The efforts of these pioneers resulted in marine medicine being accorded the recognition due to it in India. In 1978 a two – year course for a diploma in marine medicine was instituted in Bombay University, and the first two Indian – trained marine medicine specialists were available to the Submarine Arm in 1980. This number has risen considerably since then, and these specialists are engaged in a variety of tasks in submarines, ships, and on shore. They provide support for escape training, maintenance and development of submarine escape and rescue equipment, and for diving operations - all this in addition to their primary function as doctors.
One of the major benefits of continued development in this field was the acceptance of hyperbaric oxygen therapy as a means of supportive treatment for various ailments. This facility has been gradually built up at the Institute of Naval Medicine in Bombay where presently a large number of service as well as civilian patients receive treatment.

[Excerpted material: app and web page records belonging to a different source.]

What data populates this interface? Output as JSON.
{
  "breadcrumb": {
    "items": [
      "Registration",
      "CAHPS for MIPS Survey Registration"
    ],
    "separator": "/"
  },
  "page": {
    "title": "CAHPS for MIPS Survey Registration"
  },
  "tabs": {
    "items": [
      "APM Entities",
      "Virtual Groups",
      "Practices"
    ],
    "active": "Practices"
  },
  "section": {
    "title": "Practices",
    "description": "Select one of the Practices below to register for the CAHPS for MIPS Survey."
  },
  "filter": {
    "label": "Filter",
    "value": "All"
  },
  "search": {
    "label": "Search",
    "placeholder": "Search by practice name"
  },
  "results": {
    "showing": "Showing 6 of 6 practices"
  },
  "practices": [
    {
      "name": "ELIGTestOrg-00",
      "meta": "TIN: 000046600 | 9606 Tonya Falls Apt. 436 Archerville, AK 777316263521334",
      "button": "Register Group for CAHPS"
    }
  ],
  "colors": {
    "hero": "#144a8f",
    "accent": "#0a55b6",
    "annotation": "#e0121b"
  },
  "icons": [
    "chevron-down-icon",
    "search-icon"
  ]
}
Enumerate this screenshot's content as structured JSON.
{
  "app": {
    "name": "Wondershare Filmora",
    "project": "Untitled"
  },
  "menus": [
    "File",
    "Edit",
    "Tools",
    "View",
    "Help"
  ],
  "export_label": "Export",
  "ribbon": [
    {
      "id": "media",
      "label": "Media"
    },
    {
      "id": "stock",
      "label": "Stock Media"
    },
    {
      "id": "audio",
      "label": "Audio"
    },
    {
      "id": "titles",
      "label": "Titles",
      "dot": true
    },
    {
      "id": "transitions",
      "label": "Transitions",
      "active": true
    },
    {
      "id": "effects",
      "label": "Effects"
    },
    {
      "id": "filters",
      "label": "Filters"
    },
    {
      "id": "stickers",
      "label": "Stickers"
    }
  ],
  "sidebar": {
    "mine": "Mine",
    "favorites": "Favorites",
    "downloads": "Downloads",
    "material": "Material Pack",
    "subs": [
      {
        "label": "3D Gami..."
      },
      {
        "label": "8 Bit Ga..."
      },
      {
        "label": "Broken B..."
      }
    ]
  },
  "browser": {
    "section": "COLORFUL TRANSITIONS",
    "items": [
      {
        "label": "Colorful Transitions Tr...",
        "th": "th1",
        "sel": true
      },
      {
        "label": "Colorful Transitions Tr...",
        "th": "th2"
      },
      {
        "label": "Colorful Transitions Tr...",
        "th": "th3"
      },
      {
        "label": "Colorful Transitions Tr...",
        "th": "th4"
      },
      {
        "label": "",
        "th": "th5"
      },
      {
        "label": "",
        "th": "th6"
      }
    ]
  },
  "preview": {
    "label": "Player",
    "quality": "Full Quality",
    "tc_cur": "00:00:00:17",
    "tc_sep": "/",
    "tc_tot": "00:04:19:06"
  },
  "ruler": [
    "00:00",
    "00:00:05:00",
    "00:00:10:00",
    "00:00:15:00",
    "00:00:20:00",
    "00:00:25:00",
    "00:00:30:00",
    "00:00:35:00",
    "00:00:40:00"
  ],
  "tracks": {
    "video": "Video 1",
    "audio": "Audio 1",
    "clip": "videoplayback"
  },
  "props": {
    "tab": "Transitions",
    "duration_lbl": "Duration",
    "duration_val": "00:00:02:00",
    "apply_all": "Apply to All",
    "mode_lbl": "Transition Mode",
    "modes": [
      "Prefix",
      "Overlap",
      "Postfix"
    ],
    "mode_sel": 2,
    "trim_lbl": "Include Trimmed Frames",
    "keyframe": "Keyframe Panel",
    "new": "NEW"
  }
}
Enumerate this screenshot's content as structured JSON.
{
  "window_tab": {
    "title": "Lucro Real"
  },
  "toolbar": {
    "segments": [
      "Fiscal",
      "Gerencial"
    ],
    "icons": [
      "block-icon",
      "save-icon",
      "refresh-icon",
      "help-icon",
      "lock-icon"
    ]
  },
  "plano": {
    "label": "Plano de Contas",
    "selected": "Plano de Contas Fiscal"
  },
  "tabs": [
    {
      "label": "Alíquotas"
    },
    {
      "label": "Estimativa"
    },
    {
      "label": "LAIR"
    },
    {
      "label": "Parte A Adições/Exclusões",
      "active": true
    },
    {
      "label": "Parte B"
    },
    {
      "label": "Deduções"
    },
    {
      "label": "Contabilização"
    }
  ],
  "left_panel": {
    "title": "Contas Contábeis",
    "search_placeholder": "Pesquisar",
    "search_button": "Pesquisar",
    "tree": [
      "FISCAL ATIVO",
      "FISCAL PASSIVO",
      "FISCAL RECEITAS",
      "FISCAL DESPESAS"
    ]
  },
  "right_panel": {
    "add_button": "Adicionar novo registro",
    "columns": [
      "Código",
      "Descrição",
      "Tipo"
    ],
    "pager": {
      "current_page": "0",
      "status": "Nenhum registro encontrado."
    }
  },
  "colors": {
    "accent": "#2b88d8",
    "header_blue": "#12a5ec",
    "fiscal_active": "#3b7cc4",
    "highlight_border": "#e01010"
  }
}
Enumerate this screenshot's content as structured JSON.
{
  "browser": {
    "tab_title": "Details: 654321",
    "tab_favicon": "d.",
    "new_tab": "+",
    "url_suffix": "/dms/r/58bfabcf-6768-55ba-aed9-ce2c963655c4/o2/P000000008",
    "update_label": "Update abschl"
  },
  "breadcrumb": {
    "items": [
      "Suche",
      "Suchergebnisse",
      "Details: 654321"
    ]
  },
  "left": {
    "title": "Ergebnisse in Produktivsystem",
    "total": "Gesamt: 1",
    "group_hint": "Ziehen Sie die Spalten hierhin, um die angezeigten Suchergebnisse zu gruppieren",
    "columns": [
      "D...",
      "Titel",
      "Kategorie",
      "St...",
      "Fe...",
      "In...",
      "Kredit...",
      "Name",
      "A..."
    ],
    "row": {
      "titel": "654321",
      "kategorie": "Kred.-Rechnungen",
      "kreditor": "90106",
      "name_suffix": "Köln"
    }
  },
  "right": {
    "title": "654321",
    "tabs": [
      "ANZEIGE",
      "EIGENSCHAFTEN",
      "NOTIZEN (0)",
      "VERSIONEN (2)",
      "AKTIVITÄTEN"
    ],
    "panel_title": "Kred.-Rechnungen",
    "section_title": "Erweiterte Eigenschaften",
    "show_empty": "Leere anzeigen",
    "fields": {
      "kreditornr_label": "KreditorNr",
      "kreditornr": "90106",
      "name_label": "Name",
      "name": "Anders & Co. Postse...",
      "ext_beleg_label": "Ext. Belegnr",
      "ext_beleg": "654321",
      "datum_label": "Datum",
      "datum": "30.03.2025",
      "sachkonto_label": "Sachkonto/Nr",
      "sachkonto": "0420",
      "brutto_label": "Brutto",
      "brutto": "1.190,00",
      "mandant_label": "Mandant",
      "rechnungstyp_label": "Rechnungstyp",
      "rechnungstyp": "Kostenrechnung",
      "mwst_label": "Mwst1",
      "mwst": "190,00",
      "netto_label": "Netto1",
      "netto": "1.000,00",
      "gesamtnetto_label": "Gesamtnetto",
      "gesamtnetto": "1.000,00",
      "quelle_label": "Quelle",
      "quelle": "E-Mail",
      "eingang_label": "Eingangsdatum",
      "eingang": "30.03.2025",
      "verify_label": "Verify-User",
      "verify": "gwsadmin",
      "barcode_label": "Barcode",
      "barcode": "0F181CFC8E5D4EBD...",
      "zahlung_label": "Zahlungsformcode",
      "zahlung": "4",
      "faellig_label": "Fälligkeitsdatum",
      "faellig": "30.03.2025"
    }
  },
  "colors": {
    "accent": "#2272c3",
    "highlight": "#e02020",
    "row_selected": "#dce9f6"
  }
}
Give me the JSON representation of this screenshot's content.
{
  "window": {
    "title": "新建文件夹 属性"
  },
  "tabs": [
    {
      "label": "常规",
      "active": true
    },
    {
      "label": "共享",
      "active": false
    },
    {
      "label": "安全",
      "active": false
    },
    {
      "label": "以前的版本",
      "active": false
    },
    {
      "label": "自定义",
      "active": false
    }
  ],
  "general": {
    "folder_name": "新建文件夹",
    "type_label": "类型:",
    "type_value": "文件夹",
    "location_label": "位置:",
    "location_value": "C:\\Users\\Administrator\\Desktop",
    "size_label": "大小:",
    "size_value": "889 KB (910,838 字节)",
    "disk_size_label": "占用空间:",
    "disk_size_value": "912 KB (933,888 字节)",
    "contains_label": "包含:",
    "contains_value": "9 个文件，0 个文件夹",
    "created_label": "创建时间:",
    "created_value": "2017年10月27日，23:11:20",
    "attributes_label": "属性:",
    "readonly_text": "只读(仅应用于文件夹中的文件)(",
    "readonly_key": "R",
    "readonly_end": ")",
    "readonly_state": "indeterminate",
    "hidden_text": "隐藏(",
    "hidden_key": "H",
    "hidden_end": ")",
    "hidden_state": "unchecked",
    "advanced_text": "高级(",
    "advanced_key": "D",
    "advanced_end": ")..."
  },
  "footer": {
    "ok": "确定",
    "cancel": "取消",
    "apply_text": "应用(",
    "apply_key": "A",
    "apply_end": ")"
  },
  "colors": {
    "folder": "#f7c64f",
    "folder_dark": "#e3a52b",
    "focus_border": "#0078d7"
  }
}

Human capabilities and technological constraints limit underwater activity for military or commercial purposes. Our marine medicine specialists strive constantly to re-define these limitations and find means of coping with additional stresses as we strive to operate deeper and for longer durations in the ocean depth.